Baptismal dates are frequently used to estimate birth dates, but care must be exercised- many religions do not perform infant baptisms- a person may not have been baptized until they were a child, or in some cases, an adult. Also, if there was something the family wanted to cover, such as a pre-marital pregnancy, the birth and or marriage dates would have been adjusted.
Calendar changes must also be considered. In 1752, England and her American colonies changed from the Julian to the Gregorian calendar. In the same year, the date the new year began was changed. Prior to 1752 it was 25 March; this was changed to 1 January. Many other European countries had already made the calendar changes before England had, sometimes centuries earlier. By 1751 there was an 11 day discrepancy between the date in England and the date in other European countries.
Reliability of sources
No one’s memory is perfect, and the longer an event happened, the more difficult it is to accurately recall it. When one is searching out genealogical information, the date on the record in relation to the date the event happened is of importance. Where errors in recall are most frequently found is in the accuracy of dates, particularly if the event is recorded by someone for whom the event had no particular importance. Another common error is found in cultural differences. For instance, if the event happened in a place or time where women are not considered important, the information recorded will be skewed toward a male perspective.
There is software specifically designed for use in family history searches and verification. This genealogy software will store such basic information as births, marriages and deaths. Other more complex programs will also hold other personal information such as location, occupation, church affiliation and other notes.
Most programs can generate basic kinship charts and reports, allow for the import of digital photographs and the export of data in the GEDCOM format so that data can be shared with those using other genealogy software. More advanced features include the ability to restrict the information that is shared, usually by removing information about living people out of privacy concerns; the import of sound files; the generation of family history books, web pages and other publications; the ability to handle same sex marriages and children born out of wedlock; searching the Internet for data; and the provision of research guidance.
Programs may be geared toward a specific religion, with fields relevant to that religion, or to specific nationalities or ethnic groups, with source types relevant for those groups. Additionally, there are now genealogy software conferences- the first one ever was held in Salt Lake City, Utah. Here, one can investigate such technologies as handwriting recognition, GPS mapping, record digitization and digital preservation.

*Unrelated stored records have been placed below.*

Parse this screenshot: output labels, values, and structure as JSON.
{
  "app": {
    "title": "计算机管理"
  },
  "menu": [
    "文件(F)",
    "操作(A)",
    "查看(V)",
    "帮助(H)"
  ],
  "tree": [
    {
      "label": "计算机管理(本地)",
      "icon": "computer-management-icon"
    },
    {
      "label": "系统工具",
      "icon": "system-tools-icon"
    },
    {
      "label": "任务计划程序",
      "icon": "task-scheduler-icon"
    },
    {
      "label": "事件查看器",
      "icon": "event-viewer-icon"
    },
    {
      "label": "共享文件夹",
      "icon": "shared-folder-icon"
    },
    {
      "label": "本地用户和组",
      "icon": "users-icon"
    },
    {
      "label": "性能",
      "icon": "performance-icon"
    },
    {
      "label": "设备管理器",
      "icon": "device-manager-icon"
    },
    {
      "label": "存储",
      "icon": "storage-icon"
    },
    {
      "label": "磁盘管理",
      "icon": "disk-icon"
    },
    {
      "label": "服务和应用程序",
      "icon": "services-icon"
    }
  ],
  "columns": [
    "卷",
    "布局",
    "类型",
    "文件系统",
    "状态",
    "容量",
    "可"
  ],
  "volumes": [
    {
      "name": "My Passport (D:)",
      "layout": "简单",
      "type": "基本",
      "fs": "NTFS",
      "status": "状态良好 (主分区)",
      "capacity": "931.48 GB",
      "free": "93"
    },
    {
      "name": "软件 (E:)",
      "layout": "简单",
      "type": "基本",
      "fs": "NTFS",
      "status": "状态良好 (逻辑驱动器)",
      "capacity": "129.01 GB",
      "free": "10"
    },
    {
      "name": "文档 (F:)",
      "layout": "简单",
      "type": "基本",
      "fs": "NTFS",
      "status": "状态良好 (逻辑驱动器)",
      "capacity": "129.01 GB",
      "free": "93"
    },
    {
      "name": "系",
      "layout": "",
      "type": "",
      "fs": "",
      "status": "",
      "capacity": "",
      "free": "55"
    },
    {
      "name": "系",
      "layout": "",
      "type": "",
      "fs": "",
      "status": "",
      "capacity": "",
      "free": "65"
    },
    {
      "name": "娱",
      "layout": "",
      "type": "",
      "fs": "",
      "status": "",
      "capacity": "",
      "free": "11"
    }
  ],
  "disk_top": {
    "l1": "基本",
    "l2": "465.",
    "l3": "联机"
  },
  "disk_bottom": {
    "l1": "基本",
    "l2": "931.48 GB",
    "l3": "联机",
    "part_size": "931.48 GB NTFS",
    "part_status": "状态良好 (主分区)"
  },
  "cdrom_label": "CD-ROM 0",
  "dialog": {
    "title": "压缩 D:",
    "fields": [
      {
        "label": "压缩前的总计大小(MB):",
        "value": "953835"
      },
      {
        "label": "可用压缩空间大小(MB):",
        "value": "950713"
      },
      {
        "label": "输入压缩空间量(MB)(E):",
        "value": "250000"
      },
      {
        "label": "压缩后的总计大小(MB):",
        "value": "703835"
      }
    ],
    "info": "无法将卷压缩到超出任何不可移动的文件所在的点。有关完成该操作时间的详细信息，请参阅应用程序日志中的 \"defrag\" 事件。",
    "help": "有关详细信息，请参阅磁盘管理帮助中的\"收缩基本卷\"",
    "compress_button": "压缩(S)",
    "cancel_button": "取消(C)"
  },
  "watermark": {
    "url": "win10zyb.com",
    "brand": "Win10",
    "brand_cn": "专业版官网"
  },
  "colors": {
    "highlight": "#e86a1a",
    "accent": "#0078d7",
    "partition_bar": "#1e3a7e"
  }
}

The study of genealogy has for years been a popular hobby for many people, and for many of them, it is more than a hobby. It is a connection to the past, a way of touching history through family connections. It can be as simple as just making out a basic family tree, or searching one’s roots out as far as one can. For some, genealogy becomes more than a hobby- they turn it into a satisfying career.